- Wearing a breastfeeding-friendly top or using the “double shirt method” which basically means a tank under a loose t-shirt or button up.
- Pack a lightweight nursing cover that can help you feed your baby with confidence when you’re out and about.
- Know your breastfeeding rights and practice growing your confidence.
- Ask your friends for support or extra help when you are out together.
Time and Commitment
Breastfeeding is time-consuming and can be mentally and physically exhausting. The demand for breastfeeding, especially during seasons of cluster feeding, can lead to less sleep. Remember to take care of yourself too. Stay hydrated with a refillable water bottle at hand, have snacks like the Bobo’s oat snack bars available, and take short breaks when you can.
While some moms feel more in control and confident when tracking each feed, others find it more peaceful to pay attention to baby’s cues and not worry much about the schedule. Unless your baby is struggling to gain weight, tracking can cause extra anxiety for some, so follow your gut.
Returning to Work
Returning to work adds another layer of complexity to breastfeeding. First and foremost, know what your rights are for pumping at work (click to learn more). Next, if you are comfortable, talk with a coworker who has also pumped at work and learn from them what did and didn’t work well. If necessary, talk with your manager about your needs and how to create an accomodating schedule.
Next, prepare yourself to use your time efficiently. A reliable breast pump and a milk storage solution like these silicone reusable breastmilk storage bags are key to this transition. If you have a long commute, a cute small cooler to take back and forth is going to be helpful.
Some women like to keep a traditional plug-in pump in their office or pumping room for each pumping session. Some women like to use a hands-free pump like the Willow breastpump at work so that they can continue working on their computer or phones while working. You have to evaluate your job and job responsibilities, your preferences and what you are most comfortable with, and your time and logistics. Do what works for you.
Support is crucial in your breastfeeding journey. Whether it’s from healthcare providers, family, or friends, don’t hesitate to reach out. You can also connect with fellow moms on platforms like Peanut or in small group coaching for shared experiences and advice.
Breastfeeding can be especially challenging if you’re dealing with postpartum depression or anxiety. It’s not only okay, but it’s important to reach out to professionals for support. Breastfeeding is a sacrifice in many ways. Your time, your energy, your diet, your body… all of these are impacted. That sacrifice can have many beautiful things to it, but sometimes it is too much. Check in with yourself consistently and have your partner or a friend check in on you too. Evaluate the cost and benefit at each season, and make sure you are caring for your mental health so that you can show up for your baby.

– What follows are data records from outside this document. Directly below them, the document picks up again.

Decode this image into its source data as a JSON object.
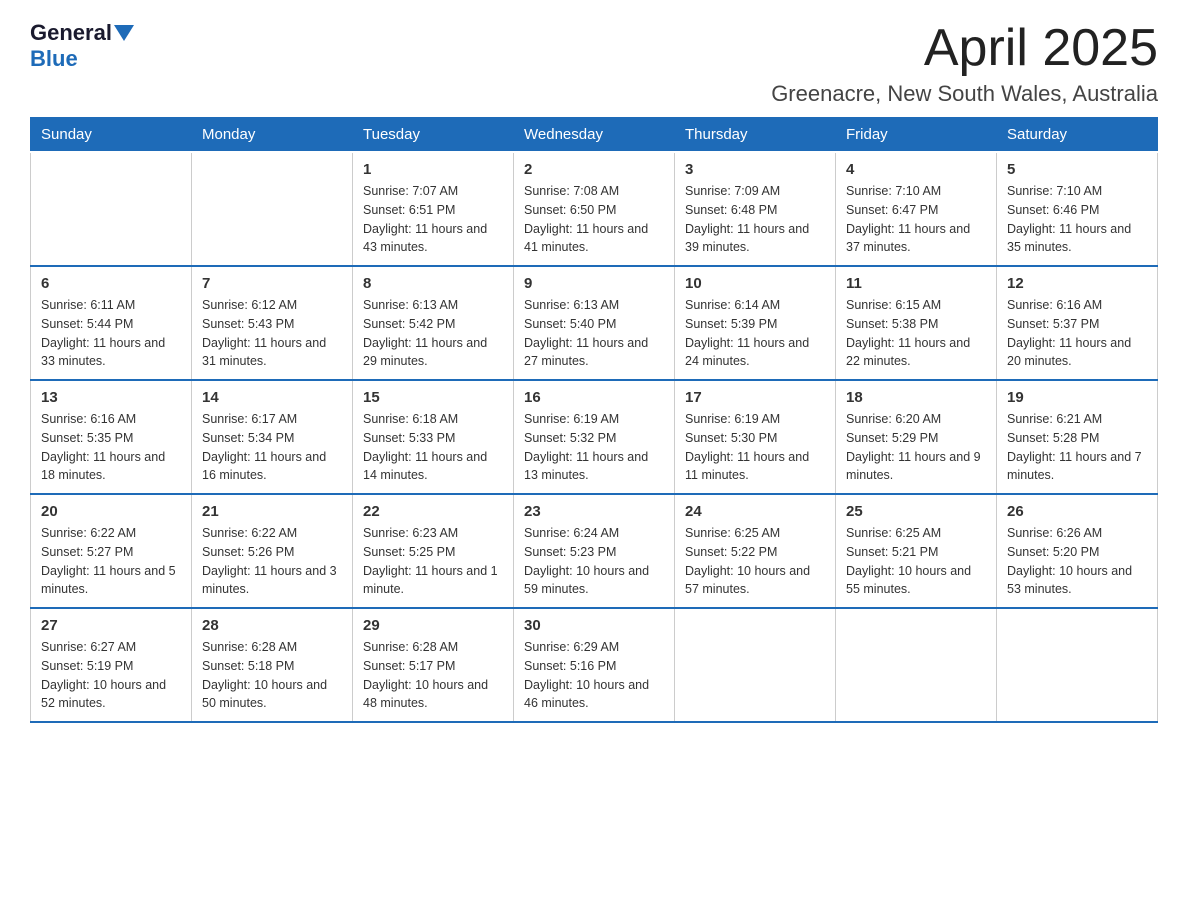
{
  "header": {
    "logo": {
      "general": "General",
      "blue": "Blue"
    },
    "month_title": "April 2025",
    "location": "Greenacre, New South Wales, Australia"
  },
  "weekdays": [
    "Sunday",
    "Monday",
    "Tuesday",
    "Wednesday",
    "Thursday",
    "Friday",
    "Saturday"
  ],
  "weeks": [
    [
      {
        "day": "",
        "sunrise": "",
        "sunset": "",
        "daylight": ""
      },
      {
        "day": "",
        "sunrise": "",
        "sunset": "",
        "daylight": ""
      },
      {
        "day": "1",
        "sunrise": "Sunrise: 7:07 AM",
        "sunset": "Sunset: 6:51 PM",
        "daylight": "Daylight: 11 hours and 43 minutes."
      },
      {
        "day": "2",
        "sunrise": "Sunrise: 7:08 AM",
        "sunset": "Sunset: 6:50 PM",
        "daylight": "Daylight: 11 hours and 41 minutes."
      },
      {
        "day": "3",
        "sunrise": "Sunrise: 7:09 AM",
        "sunset": "Sunset: 6:48 PM",
        "daylight": "Daylight: 11 hours and 39 minutes."
      },
      {
        "day": "4",
        "sunrise": "Sunrise: 7:10 AM",
        "sunset": "Sunset: 6:47 PM",
        "daylight": "Daylight: 11 hours and 37 minutes."
      },
      {
        "day": "5",
        "sunrise": "Sunrise: 7:10 AM",
        "sunset": "Sunset: 6:46 PM",
        "daylight": "Daylight: 11 hours and 35 minutes."
      }
    ],
    [
      {
        "day": "6",
        "sunrise": "Sunrise: 6:11 AM",
        "sunset": "Sunset: 5:44 PM",
        "daylight": "Daylight: 11 hours and 33 minutes."
      },
      {
        "day": "7",
        "sunrise": "Sunrise: 6:12 AM",
        "sunset": "Sunset: 5:43 PM",
        "daylight": "Daylight: 11 hours and 31 minutes."
      },
      {
        "day": "8",
        "sunrise": "Sunrise: 6:13 AM",
        "sunset": "Sunset: 5:42 PM",
        "daylight": "Daylight: 11 hours and 29 minutes."
      },
      {
        "day": "9",
        "sunrise": "Sunrise: 6:13 AM",
        "sunset": "Sunset: 5:40 PM",
        "daylight": "Daylight: 11 hours and 27 minutes."
      },
      {
        "day": "10",
        "sunrise": "Sunrise: 6:14 AM",
        "sunset": "Sunset: 5:39 PM",
        "daylight": "Daylight: 11 hours and 24 minutes."
      },
      {
        "day": "11",
        "sunrise": "Sunrise: 6:15 AM",
        "sunset": "Sunset: 5:38 PM",
        "daylight": "Daylight: 11 hours and 22 minutes."
      },
      {
        "day": "12",
        "sunrise": "Sunrise: 6:16 AM",
        "sunset": "Sunset: 5:37 PM",
        "daylight": "Daylight: 11 hours and 20 minutes."
      }
    ],
    [
      {
        "day": "13",
        "sunrise": "Sunrise: 6:16 AM",
        "sunset": "Sunset: 5:35 PM",
        "daylight": "Daylight: 11 hours and 18 minutes."
      },
      {
        "day": "14",
        "sunrise": "Sunrise: 6:17 AM",
        "sunset": "Sunset: 5:34 PM",
        "daylight": "Daylight: 11 hours and 16 minutes."
      },
      {
        "day": "15",
        "sunrise": "Sunrise: 6:18 AM",
        "sunset": "Sunset: 5:33 PM",
        "daylight": "Daylight: 11 hours and 14 minutes."
      },
      {
        "day": "16",
        "sunrise": "Sunrise: 6:19 AM",
        "sunset": "Sunset: 5:32 PM",
        "daylight": "Daylight: 11 hours and 13 minutes."
      },
      {
        "day": "17",
        "sunrise": "Sunrise: 6:19 AM",
        "sunset": "Sunset: 5:30 PM",
        "daylight": "Daylight: 11 hours and 11 minutes."
      },
      {
        "day": "18",
        "sunrise": "Sunrise: 6:20 AM",
        "sunset": "Sunset: 5:29 PM",
        "daylight": "Daylight: 11 hours and 9 minutes."
      },
      {
        "day": "19",
        "sunrise": "Sunrise: 6:21 AM",
        "sunset": "Sunset: 5:28 PM",
        "daylight": "Daylight: 11 hours and 7 minutes."
      }
    ],
    [
      {
        "day": "20",
        "sunrise": "Sunrise: 6:22 AM",
        "sunset": "Sunset: 5:27 PM",
        "daylight": "Daylight: 11 hours and 5 minutes."
      },
      {
        "day": "21",
        "sunrise": "Sunrise: 6:22 AM",
        "sunset": "Sunset: 5:26 PM",
        "daylight": "Daylight: 11 hours and 3 minutes."
      },
      {
        "day": "22",
        "sunrise": "Sunrise: 6:23 AM",
        "sunset": "Sunset: 5:25 PM",
        "daylight": "Daylight: 11 hours and 1 minute."
      },
      {
        "day": "23",
        "sunrise": "Sunrise: 6:24 AM",
        "sunset": "Sunset: 5:23 PM",
        "daylight": "Daylight: 10 hours and 59 minutes."
      },
      {
        "day": "24",
        "sunrise": "Sunrise: 6:25 AM",
        "sunset": "Sunset: 5:22 PM",
        "daylight": "Daylight: 10 hours and 57 minutes."
      },
      {
        "day": "25",
        "sunrise": "Sunrise: 6:25 AM",
        "sunset": "Sunset: 5:21 PM",
        "daylight": "Daylight: 10 hours and 55 minutes."
      },
      {
        "day": "26",
        "sunrise": "Sunrise: 6:26 AM",
        "sunset": "Sunset: 5:20 PM",
        "daylight": "Daylight: 10 hours and 53 minutes."
      }
    ],
    [
      {
        "day": "27",
        "sunrise": "Sunrise: 6:27 AM",
        "sunset": "Sunset: 5:19 PM",
        "daylight": "Daylight: 10 hours and 52 minutes."
      },
      {
        "day": "28",
        "sunrise": "Sunrise: 6:28 AM",
        "sunset": "Sunset: 5:18 PM",
        "daylight": "Daylight: 10 hours and 50 minutes."
      },
      {
        "day": "29",
        "sunrise": "Sunrise: 6:28 AM",
        "sunset": "Sunset: 5:17 PM",
        "daylight": "Daylight: 10 hours and 48 minutes."
      },
      {
        "day": "30",
        "sunrise": "Sunrise: 6:29 AM",
        "sunset": "Sunset: 5:16 PM",
        "daylight": "Daylight: 10 hours and 46 minutes."
      },
      {
        "day": "",
        "sunrise": "",
        "sunset": "",
        "daylight": ""
      },
      {
        "day": "",
        "sunrise": "",
        "sunset": "",
        "daylight": ""
      },
      {
        "day": "",
        "sunrise": "",
        "sunset": "",
        "daylight": ""
      }
    ]
  ]
}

Lastly, remember, while breastfeeding has many benefits, the “breast is best” narrative can sometimes cast a shadow over the fact that ‘fed is best.’ You’re not alone if you’re struggling with breastfeeding, and there are other healthy ways to feed your baby. A baby formula, like the award-winning Bobbie formula, might be the right choice for you, whether partially or fully, and that’s okay.

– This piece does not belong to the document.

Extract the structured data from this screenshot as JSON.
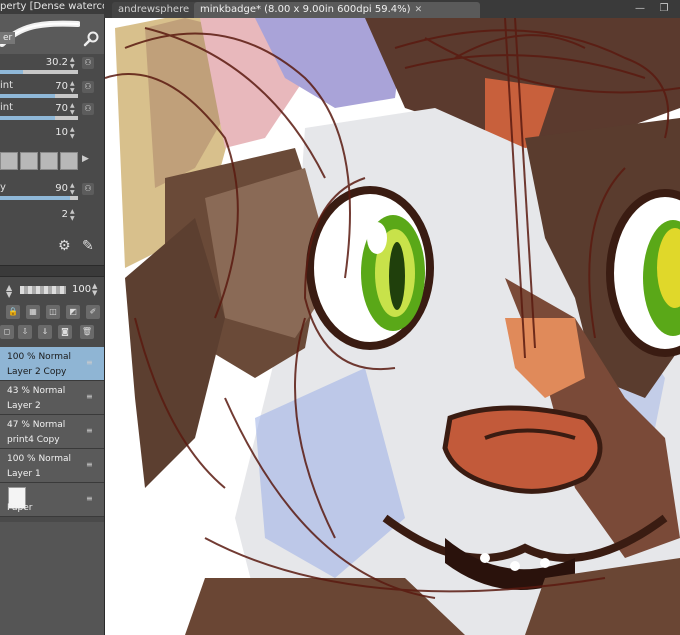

As Dr. Jack Newman, a renowned breastfeeding expert, rightly said, “Breastfeeding is an art.” And like any art form, it requires patience, practice, and time. It’s perfectly okay to ask for help and seek out resources. It is also okay to decide that art isn’t for you.
Remember, every breastfeeding journey is unique, and there’s no one-size-fits-all approach. Your journey is yours, mama. And no matter how it looks, it’s perfect because it’s yours.

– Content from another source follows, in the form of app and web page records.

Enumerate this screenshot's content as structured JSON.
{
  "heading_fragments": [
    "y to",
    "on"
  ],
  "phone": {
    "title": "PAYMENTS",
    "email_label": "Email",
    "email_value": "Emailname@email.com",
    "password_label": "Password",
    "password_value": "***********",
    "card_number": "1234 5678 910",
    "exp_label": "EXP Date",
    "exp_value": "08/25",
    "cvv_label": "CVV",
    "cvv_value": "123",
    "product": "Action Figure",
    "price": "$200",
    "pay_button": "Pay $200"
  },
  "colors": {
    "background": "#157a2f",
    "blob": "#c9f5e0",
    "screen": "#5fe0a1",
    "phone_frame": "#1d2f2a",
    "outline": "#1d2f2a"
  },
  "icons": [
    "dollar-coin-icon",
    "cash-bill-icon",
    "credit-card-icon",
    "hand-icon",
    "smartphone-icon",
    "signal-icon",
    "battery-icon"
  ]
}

If you are in a space where you’re ready to explore how motherhood has grown and changed you, and how you want to live your best life now, let’s talk about small group coaching for new moms.